i. Seize Canada’s potential in the clean energy economy by, among other measures, putting a strong and predictable price on carbon pollution that is designed to increase rapidly over time so industry and consumers respond to market signals and shift their energy consuming behaviours. We recognize that some provinces have already taken the lead on implementing carbon pricing regimes and that others will follow. The federal government has a critical role to play in ensuring national targets are met, establishing best practices, and facilitating integration of provincial carbon pricing systems, as well as international linkages. We believe that a carbon trading system works best when all permits are auctioned and where there is broad coverage. Whether a carbon levy, carbon trading or a combination of both, we also believe that revenues should be used either to facilitate the transition to a clean energy system (i.e., green infrastructure, energy efficiency and conservation, and renewable energy projects), and/or to contribute to tax shifts that lower income taxes and the cost of labour.

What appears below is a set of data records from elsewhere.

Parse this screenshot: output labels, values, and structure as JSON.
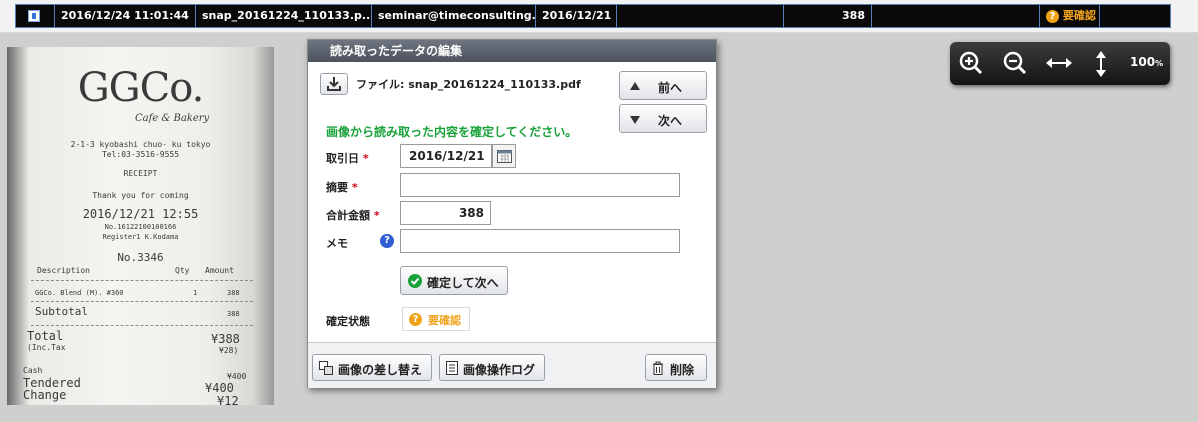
{
  "table_row": {
    "datetime": "2016/12/24 11:01:44",
    "filename": "snap_20161224_110133.p...",
    "email": "seminar@timeconsulting.jp",
    "date": "2016/12/21",
    "amount": "388",
    "status": "要確認"
  },
  "receipt": {
    "logo": "GGCo.",
    "logo_sub": "Cafe & Bakery",
    "address1": "2-1-3 kyobashi chuo- ku tokyo",
    "address2": "Tel:03-3516-9555",
    "receipt_label": "RECEIPT",
    "thanks": "Thank you for coming",
    "datetime": "2016/12/21  12:55",
    "number": "No.16122100100166",
    "register": "Register1  K.Kodama",
    "no": "No.3346",
    "col_desc": "Description",
    "col_qty": "Qty",
    "col_amount": "Amount",
    "item_name": "GGCo. Blend (M). #360",
    "item_qty": "1",
    "item_amount": "388",
    "subtotal_label": "Subtotal",
    "subtotal_value": "388",
    "total_label": "Total",
    "total_sub": "(Inc.Tax",
    "total_value": "¥388",
    "total_tax": "¥28)",
    "cash_label": "Cash",
    "cash_value": "¥400",
    "tendered_label": "Tendered",
    "tendered_value": "¥400",
    "change_label": "Change",
    "change_value": "¥12"
  },
  "dialog": {
    "title": "読み取ったデータの編集",
    "file_label": "ファイル: snap_20161224_110133.pdf",
    "prev_label": "前へ",
    "next_label": "次へ",
    "instruction": "画像から読み取った内容を確定してください。",
    "fields": {
      "date_label": "取引日",
      "date_value": "2016/12/21",
      "summary_label": "摘要",
      "summary_value": "",
      "total_label": "合計金額",
      "total_value": "388",
      "memo_label": "メモ",
      "memo_value": ""
    },
    "confirm_next_label": "確定して次へ",
    "status_label": "確定状態",
    "status_value": "要確認",
    "footer": {
      "replace_image": "画像の差し替え",
      "image_log": "画像操作ログ",
      "delete": "削除"
    }
  },
  "zoom": {
    "level": "100",
    "unit": "%"
  },
  "colors": {
    "confirm_green": "#19a23a",
    "warning_orange": "#f0a318",
    "required_red": "#d0021b"
  }
}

ii. Plan for protection of the most vulnerable in our society, (i.e. Aboriginal communities and those living on low or fixed incomes) when implementing all clean energy system policies, including carbon pricing,
iii.Establish, in partnership with provinces/territories and municipalities, positive targets for, as examples, renewable energy generation installed, homes and buildings retrofitted for energy efficiency, and low or zero-emitting cars on the road. Numerous studies show there is cost-effective potential for a 100 percent renewable electricity system to supply energy to homes, buildings and vehicles.
iv. Establish stringent energy efficiency and conservation improvement standards for all new homes and buildings, appliances, equipment, and vehicles.
v. End subsidies to the oil, coal and gas sector that encourage exploration, development, refining, and export of these sources of energy and redirect those subsidies toward low-impact renewable energy generation and energy efficiency.
vi. Stimulate sustainable transportation by investing in accessible urban and intercity public transit, active transportation like cycling and walking, discourage single-occupancy automobile use, and shift freight movement from road to rail.
vii. Require efficient urban development and land-use planning that preserves and expands urban green space and farmland, retains forests and waterways, prevents further urban sprawl and factors in requirements for adapting to a changing climate as the foundation for federal/provincial-territorial/municipal infrastructure funding partnerships and tri-partite agreements
viii. Require independent third party audits and assessment of climate plan implementation outcomes.
ix. Accelerate research and development in emerging renewable energy and energy efficiency technologies, including storage, with the aim of positioning Canada at the forefront of the global clean energy revolution.
 Long-term Global Goals for 2050: Phase out fossil fuel emissions and phase in 100% renewable energy. Climate Action Network International, June 2014.
 A global budget of 2900 billion tonnes of carbon dioxide equivalent (Gt CO2 eq.) since the industrial revolution to have a greater than 66% likelihood of not exceeding 2°C. Two thirds of the budget has already been used as of 2012, leaving less than 1000 Gt CO2 eq. IPCC Fifth Assessment Synthesis Report, p. 40.
 The 2020 gap is, according to a recent United Nations Environment Programme report, the difference between global emission levels consistent with the 2°C and emission expected if country commitments are implemented. “Global emissions should not be higher than 44 Gt CO2 eq. …However the range of expected global emissions (median estimates) from the pledge cases is 52 – 54 Gt CO2 eq. in 2020. The gap in 2020 is therefore 8 – 10 Gt CO2 eq.” The Emissions Gap Report 2014: A UNEP Synthesis Report, November 2014, p. xix
 The New Democratic Party’s Private Members Bill C-619: The Climate Change Accountability Act, calls for a target of 34 percent below 1990 levels by 2025 (about 47% below 2005 by 2025).
This work is licensed under a Creative Commons Attribution-NonCommercial-NoDerivatives 4.0 International License.